*Task objective*.
Filter these entries so that only lines with the word "resolution" remain.

Information Block Start

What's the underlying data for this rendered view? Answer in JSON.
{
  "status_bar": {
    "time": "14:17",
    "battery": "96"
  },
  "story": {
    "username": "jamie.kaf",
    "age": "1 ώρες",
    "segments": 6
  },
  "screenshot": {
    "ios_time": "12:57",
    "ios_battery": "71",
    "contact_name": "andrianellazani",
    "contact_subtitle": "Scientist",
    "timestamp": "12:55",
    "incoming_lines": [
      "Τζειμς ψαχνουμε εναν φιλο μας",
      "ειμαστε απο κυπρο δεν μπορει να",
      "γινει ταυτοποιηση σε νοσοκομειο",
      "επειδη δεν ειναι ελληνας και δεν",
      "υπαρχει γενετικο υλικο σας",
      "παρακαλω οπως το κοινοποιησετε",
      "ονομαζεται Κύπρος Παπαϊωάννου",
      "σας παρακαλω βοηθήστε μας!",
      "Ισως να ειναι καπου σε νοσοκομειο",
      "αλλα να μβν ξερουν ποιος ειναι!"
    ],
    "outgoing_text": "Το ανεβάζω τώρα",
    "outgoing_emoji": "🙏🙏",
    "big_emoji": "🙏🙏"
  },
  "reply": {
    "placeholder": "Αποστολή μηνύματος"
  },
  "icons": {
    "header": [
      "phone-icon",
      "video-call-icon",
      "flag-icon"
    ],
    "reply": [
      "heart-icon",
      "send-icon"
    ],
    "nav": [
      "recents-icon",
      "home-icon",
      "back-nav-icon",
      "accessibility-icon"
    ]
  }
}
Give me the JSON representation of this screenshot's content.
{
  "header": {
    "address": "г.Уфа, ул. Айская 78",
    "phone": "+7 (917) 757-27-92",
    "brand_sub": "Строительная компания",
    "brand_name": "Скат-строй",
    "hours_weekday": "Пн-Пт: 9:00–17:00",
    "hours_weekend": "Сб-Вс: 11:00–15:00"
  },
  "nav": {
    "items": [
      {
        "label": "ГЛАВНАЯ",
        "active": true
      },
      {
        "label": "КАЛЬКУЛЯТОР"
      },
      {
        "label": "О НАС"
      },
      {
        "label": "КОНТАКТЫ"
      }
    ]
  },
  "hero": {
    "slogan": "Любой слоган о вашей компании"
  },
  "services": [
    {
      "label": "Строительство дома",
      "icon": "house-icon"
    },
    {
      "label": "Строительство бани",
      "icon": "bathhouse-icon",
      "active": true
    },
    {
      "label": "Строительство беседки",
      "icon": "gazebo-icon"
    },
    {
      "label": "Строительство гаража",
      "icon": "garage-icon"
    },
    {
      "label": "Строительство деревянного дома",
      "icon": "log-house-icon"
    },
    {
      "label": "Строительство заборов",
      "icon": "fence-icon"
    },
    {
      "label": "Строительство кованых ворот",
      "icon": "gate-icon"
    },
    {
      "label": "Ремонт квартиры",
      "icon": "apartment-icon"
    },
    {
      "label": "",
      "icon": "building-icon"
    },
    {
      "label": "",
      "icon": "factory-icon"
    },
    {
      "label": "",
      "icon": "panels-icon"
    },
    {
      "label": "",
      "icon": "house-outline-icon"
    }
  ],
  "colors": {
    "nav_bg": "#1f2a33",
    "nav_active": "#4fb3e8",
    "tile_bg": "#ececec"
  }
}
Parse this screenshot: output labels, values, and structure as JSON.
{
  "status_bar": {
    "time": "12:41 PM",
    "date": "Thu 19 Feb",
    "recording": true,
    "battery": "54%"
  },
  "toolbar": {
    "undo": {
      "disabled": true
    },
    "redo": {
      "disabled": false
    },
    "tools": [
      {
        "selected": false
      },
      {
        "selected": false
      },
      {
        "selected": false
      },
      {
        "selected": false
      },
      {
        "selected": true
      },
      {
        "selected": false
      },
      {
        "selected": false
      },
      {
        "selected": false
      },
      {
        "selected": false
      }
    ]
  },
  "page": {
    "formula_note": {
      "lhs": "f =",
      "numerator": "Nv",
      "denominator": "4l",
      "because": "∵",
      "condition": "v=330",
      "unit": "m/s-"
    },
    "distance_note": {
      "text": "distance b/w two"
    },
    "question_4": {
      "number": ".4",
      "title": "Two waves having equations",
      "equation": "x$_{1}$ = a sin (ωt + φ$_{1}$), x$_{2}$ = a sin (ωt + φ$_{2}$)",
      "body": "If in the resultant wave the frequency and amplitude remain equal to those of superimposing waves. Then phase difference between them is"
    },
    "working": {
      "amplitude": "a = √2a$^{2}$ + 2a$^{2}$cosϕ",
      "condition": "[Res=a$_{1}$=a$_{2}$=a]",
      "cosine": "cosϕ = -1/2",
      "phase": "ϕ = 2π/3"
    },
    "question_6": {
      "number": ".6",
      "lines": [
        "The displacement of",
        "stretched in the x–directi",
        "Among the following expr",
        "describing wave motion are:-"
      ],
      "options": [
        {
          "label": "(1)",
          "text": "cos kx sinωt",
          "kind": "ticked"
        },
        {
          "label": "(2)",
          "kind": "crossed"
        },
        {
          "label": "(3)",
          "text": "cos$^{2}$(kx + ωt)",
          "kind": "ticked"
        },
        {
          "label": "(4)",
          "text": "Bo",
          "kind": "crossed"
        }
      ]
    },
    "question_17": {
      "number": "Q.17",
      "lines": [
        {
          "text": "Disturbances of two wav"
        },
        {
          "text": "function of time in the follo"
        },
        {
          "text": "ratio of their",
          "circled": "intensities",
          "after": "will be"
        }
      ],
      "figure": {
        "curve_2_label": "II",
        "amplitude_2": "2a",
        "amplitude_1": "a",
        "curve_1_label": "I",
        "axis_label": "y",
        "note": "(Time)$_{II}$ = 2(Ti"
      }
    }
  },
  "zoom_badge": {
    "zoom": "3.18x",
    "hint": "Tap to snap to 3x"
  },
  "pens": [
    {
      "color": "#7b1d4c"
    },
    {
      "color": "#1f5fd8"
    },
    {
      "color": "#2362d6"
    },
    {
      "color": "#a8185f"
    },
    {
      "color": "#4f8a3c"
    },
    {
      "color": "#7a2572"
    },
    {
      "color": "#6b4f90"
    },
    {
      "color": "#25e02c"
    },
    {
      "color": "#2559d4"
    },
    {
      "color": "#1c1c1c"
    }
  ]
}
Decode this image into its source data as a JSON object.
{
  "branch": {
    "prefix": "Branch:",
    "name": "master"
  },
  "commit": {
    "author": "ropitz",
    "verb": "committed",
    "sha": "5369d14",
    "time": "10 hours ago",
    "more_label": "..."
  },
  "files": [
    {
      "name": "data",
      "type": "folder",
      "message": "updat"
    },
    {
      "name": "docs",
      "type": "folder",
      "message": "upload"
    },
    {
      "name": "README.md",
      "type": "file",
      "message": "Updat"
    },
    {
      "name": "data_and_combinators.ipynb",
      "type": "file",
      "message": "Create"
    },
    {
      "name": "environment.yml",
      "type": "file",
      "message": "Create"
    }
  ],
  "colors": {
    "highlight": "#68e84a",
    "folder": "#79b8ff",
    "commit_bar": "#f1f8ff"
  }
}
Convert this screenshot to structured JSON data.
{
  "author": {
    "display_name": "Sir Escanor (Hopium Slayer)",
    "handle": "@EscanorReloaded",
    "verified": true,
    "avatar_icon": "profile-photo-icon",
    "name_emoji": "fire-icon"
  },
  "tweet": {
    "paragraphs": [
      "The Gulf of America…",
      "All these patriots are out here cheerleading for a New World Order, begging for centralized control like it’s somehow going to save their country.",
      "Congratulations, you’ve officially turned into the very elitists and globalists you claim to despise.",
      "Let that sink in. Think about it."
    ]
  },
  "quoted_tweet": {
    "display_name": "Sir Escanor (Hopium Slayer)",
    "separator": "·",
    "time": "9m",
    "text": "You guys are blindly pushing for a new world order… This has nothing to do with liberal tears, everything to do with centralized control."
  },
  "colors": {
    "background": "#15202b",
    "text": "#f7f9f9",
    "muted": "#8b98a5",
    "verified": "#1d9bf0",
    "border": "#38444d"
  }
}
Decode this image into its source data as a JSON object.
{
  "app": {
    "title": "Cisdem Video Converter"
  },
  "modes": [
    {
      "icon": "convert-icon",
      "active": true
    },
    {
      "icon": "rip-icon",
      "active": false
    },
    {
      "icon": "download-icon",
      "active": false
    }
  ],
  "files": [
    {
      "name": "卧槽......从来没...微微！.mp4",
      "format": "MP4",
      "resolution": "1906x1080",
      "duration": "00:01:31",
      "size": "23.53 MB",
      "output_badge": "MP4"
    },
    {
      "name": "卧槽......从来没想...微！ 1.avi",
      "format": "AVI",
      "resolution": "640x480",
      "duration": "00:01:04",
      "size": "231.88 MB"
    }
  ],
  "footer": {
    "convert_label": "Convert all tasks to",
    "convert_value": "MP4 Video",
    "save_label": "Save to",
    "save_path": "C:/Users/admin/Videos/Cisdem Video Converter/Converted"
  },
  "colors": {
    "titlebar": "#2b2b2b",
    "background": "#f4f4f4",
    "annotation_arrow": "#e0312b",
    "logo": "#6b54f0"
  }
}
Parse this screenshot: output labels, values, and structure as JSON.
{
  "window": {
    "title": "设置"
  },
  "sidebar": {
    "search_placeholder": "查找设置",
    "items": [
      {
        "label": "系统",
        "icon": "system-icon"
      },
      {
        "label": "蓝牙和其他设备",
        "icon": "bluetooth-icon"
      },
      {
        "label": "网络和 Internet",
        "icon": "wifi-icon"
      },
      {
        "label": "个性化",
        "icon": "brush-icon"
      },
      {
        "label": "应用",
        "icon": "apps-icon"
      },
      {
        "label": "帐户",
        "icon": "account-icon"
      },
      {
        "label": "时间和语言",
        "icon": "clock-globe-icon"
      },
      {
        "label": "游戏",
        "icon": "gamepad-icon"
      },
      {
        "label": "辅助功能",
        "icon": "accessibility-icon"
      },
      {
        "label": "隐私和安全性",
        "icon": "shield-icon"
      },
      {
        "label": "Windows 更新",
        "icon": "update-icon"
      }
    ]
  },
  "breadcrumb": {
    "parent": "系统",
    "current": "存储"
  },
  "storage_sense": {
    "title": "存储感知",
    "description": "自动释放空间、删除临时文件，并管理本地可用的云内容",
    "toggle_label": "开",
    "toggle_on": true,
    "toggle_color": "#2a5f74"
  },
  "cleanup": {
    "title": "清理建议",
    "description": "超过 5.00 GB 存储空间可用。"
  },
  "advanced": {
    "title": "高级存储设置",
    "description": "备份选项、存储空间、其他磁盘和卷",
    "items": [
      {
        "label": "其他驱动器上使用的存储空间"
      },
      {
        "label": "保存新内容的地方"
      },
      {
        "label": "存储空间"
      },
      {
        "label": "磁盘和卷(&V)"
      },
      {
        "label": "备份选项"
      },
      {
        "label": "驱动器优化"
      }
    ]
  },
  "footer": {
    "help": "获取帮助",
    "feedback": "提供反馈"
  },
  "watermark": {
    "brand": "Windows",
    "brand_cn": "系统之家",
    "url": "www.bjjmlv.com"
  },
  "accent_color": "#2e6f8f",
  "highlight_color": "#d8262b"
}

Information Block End

*Exercise response*.
      "resolution": "1906x1080",
      "resolution": "640x480",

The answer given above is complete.